Gathered Here
Gathered Here
Wills, Probate
Get peace of mind with Australia’s #1 online Will-writing service.
Get quote
$79 per month (basic membership billed monthly)

$69 per month (legal advice plan billed annually at $828)
Legal documents, company registration, business, employment
Lawpath provides access to a template to complete your Last Will and Testament online.
Get quote
$39 per month after the free trial ends or $9.50 - $49 flat rate access to a single document.
Legal documents, forms, contracts
Create a last will and testament online by answering a questionnaire.
Get quote
Varies per template
Legal documents, templates
Write your own will using Legal 123's DIY kit. Get assistance with online videos and telephone support.
Get quote

What is a grant of administration?

In order to properly distribute assets, someone needs to be appointed as an estate administrator. This person is responsible for making sure the estate is distributed correctly in line with the rules set out above. To become an estate administrator, you will need to apply for a grant of administration from the courts. This is essentially a notice which lets you withdraw the deceased's funds from banks, pay back creditors on their behalf and otherwise manage the finances as needed.

Generally, the only people who can get a grant of administration are those who have good reason to get one, such as a lawyer hired by an inheritor or someone in line to get a portion of the estate.

Applications need to include detailed information about the estate, and the administrator will have to do a lot of groundwork before they can get access to the deceased's property in order to distribute it. Unless you're confident in the application process and your ability to track down any eligible inheritors, it's generally a good idea to use a lawyer.

How to apply for a grant

In order to get a grant of administration, you will need to prove that you have satisfied all of the following steps. A wills lawyer can do the following on your behalf.

Number 1

Conduct a search for a will

You still need to do this even if the deceased has said there isn't one. Check all their papers, their bank, any solicitors or accountants they might have used and any likely trustee companies. Your search should also be publicised.

Number 2

Get certificates

Get a death certificate and proof of your relationship to the deceased.

Number 3

Lay out entitlements

Your application needs to outline who is entitled to a share of the assets under intestate law in Victoria.

Number 4

Advertise your intention to apply

You need to advertise your intention to apply for a grant of administration on the state registry. It will take at least two weeks before you hear back. This is so other people with an interest in the estate, such as creditors and other eligible relatives, have an opportunity to get involved.

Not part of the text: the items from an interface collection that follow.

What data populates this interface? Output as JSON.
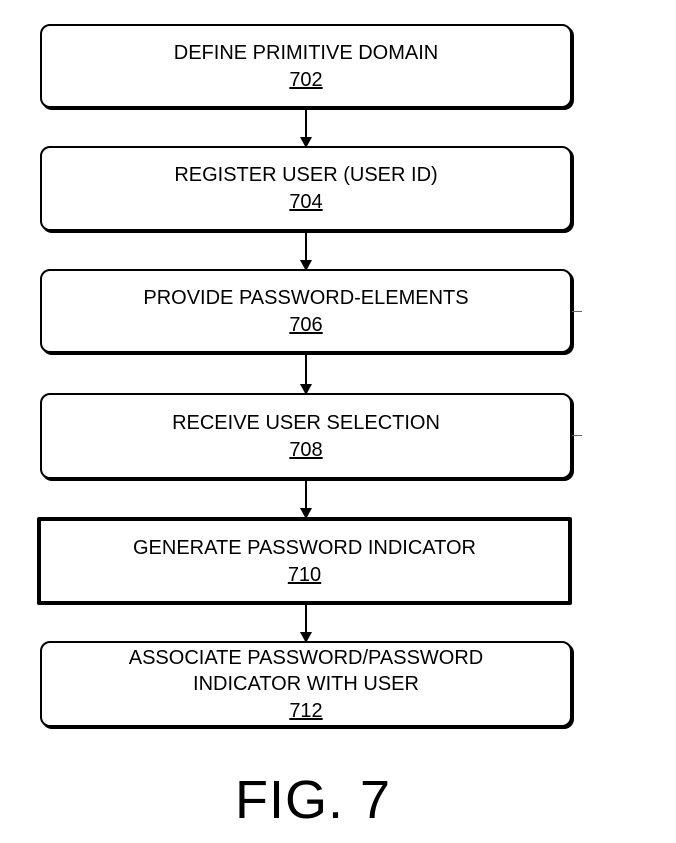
{
  "figure": {
    "label": "FIG. 7"
  },
  "steps": [
    {
      "text": "DEFINE PRIMITIVE DOMAIN",
      "ref": "702"
    },
    {
      "text": "REGISTER USER (USER ID)",
      "ref": "704"
    },
    {
      "text": "PROVIDE PASSWORD-ELEMENTS",
      "ref": "706"
    },
    {
      "text": "RECEIVE USER SELECTION",
      "ref": "708"
    },
    {
      "text": "GENERATE PASSWORD INDICATOR",
      "ref": "710"
    },
    {
      "text": "ASSOCIATE PASSWORD/PASSWORD INDICATOR WITH USER",
      "ref": "712"
    }
  ]
}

Number 5

File the paperwork

After these steps, you can file an application for a letter of administration.

Why you can trust Finder's life insurance experts


We're free

You pay the same as buying directly from the life insurer. Better still, we regularly run exclusive deals that you won't find on any other site – plus, our tables make it easy to compare policies.
expert advice

We're experts

Our team of life insurance experts have researched and rated dozens of policies as part of our Finder Awards and published 250+ guides to make it easier for you to compare.

We're independent

Unlike other comparison sites, we're not owned by an insurer. That means our opinions are our own and we work with lots of life insurance brands, making it easier for you to find a good deal.

We're here to help

Since 2016, we've helped 270,000+ people find life insurance by explaining your cover options, simply and clearly. We'll never ask for your number or email. We're here to help you make a decision.

More guides on Finder

Go to site